It does seem to take a tremendous amount of wood. Unfortunately a lot of that wood goes right up the chimney, as heat and smoke. Extra wood to burn means more cost, extra splitting, extra storage, and possibly running out. What if there were a small cheap stove that got better "mileage" and was DIY friendly?

Let me introduce you to a true econobox, the Geo Metro of the stove world: the Rocket Mass Heater. It's dirt-cheap and super efficient.

A Rocket Mass Heater (RMH) uses 80% less wood than a standard stove - AND - you only need to fire it once or twice a day. The large heatsink stores the heat from an small intense fire in the morning, and radiates this heat all day. The exhaust is only about 100 deg F. No smoke, just steam and CO2.

Here's what you're seeing in the picture: The wood and air go in through that little "bucket" in the foreground. The heat radiates from the 55 gallon drum, enough to heat a kettle of water on the top. And the large masonry bench is warmed by the exhaust, capturing all the energy before it goes outside. Comfy bench, hot barrel, wood in a hole. Got it.

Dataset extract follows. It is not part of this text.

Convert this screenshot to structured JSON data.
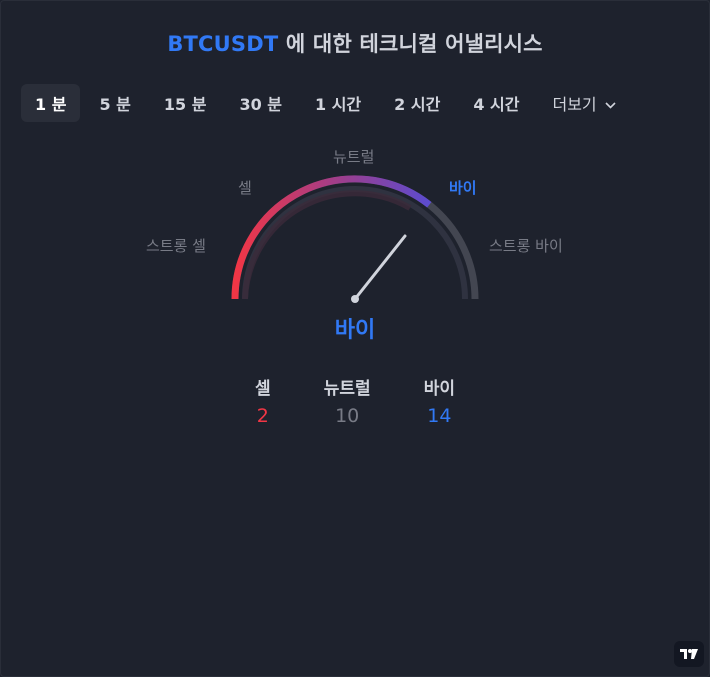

The wood actually sticks out of the hole, but only the inserted end is burning. Flames from the end are sucked sideways into the heat riser. The heat riser is an insulated pipe where all the smoke burns at high temperature - this is the "rocket" part. The extreme heat creates a powerful draft which drives the system. This flows into a barrel which surrounds the heat riser, and back down into the base. The barrel serves to radiate some of the heat, and cools the gases, improving the draft. The exhaust gas enters a large thermal mass which stores all the heat remaining in the gas, and slowly releases it to the room.

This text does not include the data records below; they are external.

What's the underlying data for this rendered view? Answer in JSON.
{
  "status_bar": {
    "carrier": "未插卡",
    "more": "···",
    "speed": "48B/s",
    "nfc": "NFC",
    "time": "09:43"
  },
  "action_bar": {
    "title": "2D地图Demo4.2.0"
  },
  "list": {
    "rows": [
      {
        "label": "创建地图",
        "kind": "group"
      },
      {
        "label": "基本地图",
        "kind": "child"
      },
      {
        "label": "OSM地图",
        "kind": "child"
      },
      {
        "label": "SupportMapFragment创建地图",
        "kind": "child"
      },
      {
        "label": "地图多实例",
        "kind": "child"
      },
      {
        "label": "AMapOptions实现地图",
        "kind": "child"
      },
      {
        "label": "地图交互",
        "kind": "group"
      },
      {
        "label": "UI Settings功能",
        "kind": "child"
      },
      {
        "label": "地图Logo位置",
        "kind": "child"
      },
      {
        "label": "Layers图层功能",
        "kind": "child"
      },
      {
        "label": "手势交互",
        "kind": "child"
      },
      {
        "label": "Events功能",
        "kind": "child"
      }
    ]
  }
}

Video tour of several installations:

One being built at a workshop:

The RMH is by far the cheapest stove you can build. You will need a 55 gallon drum, stovepipe, perlite, some firebrick and plenty of "cob" (clay + sand + straw). This is a triumph of DIY design over mass-production. Anyone can build one of these, operate it and get "extreme MPGs", so to speak. Read more about these at, get the book at, or just watch the videos on Youtube.

I plan to build one, it looks fun and very easy. Stay tuned...